Michael Eriksson's Blog

A Swede in Germany

Caster Semenya, human irrationality, and fairness in competions

leave a comment »

The last few days, there has been renewed controversy around Caster Semenya (for the umpteenth time).

Caster Semenya is a case that has interested me on an abstract level, because there have been so many proofs of human irrationality around it and a few somewhat similar cases, notably Oscar Pistorius. Again, this is so:

The latest round is a new study (c.f. e.g. [1]) showing that rates of testosterone affect the performance of female athletes—something that even semi-informed people would consider almost* a given without a study. A potential consequence could be that Semenya must undergo a drug therapy to get rid of an “unfair” advantage (or not being allowed to compete).

*There could have been some unexpected quirk involved due to the different way male and female bodies tend to handle testosterone and estrogen, or similar, but that is not very likely in light of existing observational evidence, e.g. that women do not only have a strong advantage from anabolic steroids used as PEDs (testosterone is a natural anabolic stereoid), but, arguably, a stronger advantage than men. Look e.g. at the age and level of the current world records in throwing events vs. the performance level of today.

This is a disastrously wrong approach, which would also imply that other natural physical characteristics, e.g. height, must by analogy be considered: Basket-ball players taller than, say, 8 feet should only be allowed to compete if they have a corresponding offsetting handicap. Ditto sprinters with too high a proportion of fast-twitch fibers. Ditto limbo dancers who are too short. Ditto chess players who have to high an I.Q. or too good a memory. Etc.

That way lies the world of Harrison Bergeron

The correct question to ask is not whether Semenya is an extreme outlier in terms of testosterone and has a corresponding advantage—but why:
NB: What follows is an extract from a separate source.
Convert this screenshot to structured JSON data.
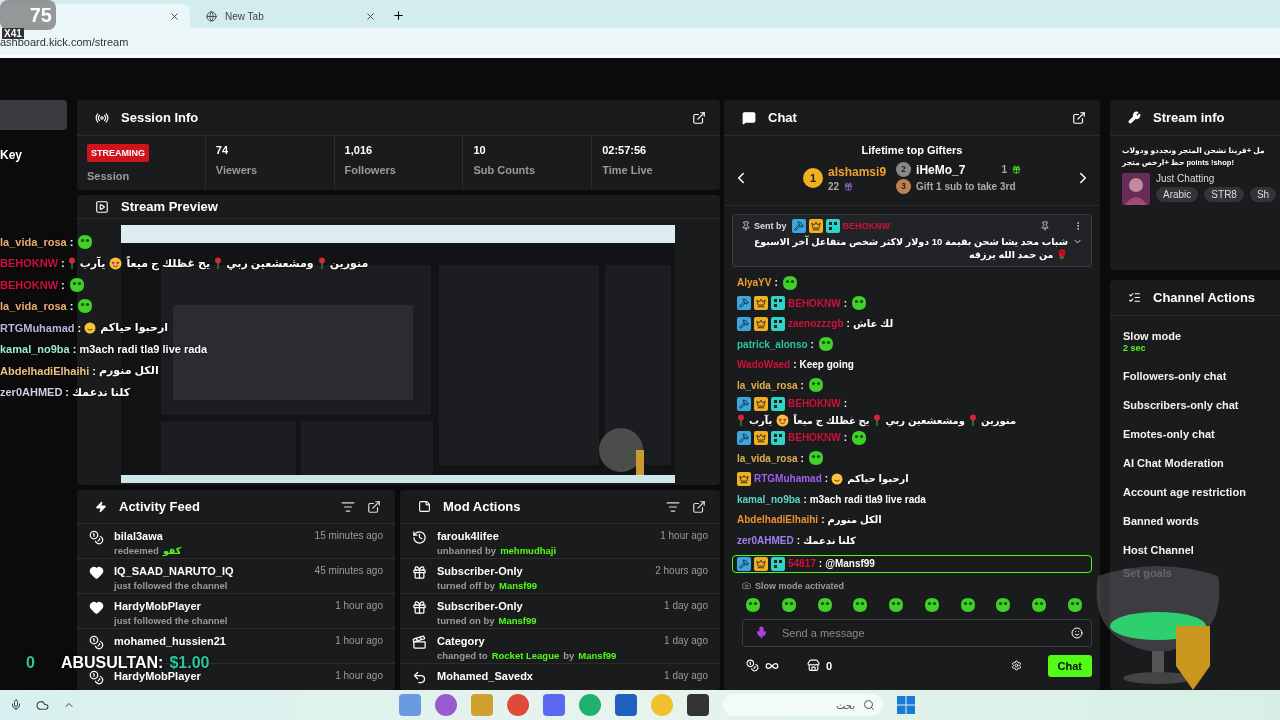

If she happens to be an ordinary XX with a (in some sense) normal body, which just happens to have so an unusual* configuration that she is an extreme outlier, then she should be allowed to compete on exactly the same terms as everyone else. She does have an advantage, possibly an immense one, but that advantage is within the realms of fair play—just like a basket-ball player should not be barred merely for being 8 feet tall**.

*Say that she has simply won the genetic lottery—all the numbers just happened to go her way, in that she has a genetic configuration where unusually many stimuli are “on” and unusually many inhibitors are “off”. In contrast, the examples below are more comparable to someone who manipulates the drawing of the numbers.

**However, here too there might be some situation where the reason for the tallness could be a relevant criterion. Possibly, people with a pituitary condition might need a class of their own. (Not implausible; however, this would go against historical precedence.)

If she has gained her high levels through e.g. having male testes*, being a cross dresser or a transgender person**, or deliberately injecting testosterone*** then the reason for her advantage is such that the advantage becomes unfair. (Exactly how to resolve this individual cases is beyond the scope of this post. Whether, when, and against whom genetic configurations that are neither XX nor XY should be allowed to compete, provided that they are otherwise “normal” women resp. men, is something that I lack the depth of knowledge to judge, but they could very well be relevant for inclusion upon deeper investigation.)

*One of the rumors I have heard. The actual investigations made are confidential, which implies that this discussion must be hypothetical.

**Almost certainly not the case, but some gender extremists have actually made demands that biological men who consider themselves women should be allowed to compete against women—which would make a complete mockery of women’s sport.

***Possible, but it is unlikely that she would have gotten away with that for so long with the amount of scrutiny she has been subjected to. However, exactly this accusation has been raised against e.g. Jarmila Kratochvilova (the long retired world-record holder at 800 m, which is also Semenya’s main distance).

Of course, another possible take would be to abolish the separate women’s class in competitions, either entirely or through replacement with some other categorization, e.g. by testosterone level, height, and/or (paralleling many existing sports) weight. Somehow I doubt that the other female competitors would be happy with that solution… (And this could turn out to be impractical.)

The case of Pistorius is slightly different: Here it is clear that if he has an advantage, then that advantage is unfair. In a second step, it is at least likely that he does have an advantage*—and if he does not, then he or someone else will in due time. Determining with certainty when that time has come, however, will be virtually impossible, and there would by necessity be some period of time in which the “blade runners” do have an unfair advantage before being separated—unless they are separated at a time before this determination has taken place.

*Contrary to some naive people who have taken it for granted that he has a disadvantage and have reached his level of performance despite his handicap—rather than because of it.

Advertisements

Written by michaeleriksson

July 4, 2017 at 9:34 pm

Leave a Reply

Fill in your details below or click an icon to log in:

WordPress.com Logo

You are commenting using your WordPress.com account. Log Out / Change )

Twitter picture

You are commenting using your Twitter account. Log Out / Change )

Facebook photo

You are commenting using your Facebook account. Log Out / Change )

Google+ photo

You are commenting using your Google+ account. Log Out / Change )

Connecting to %s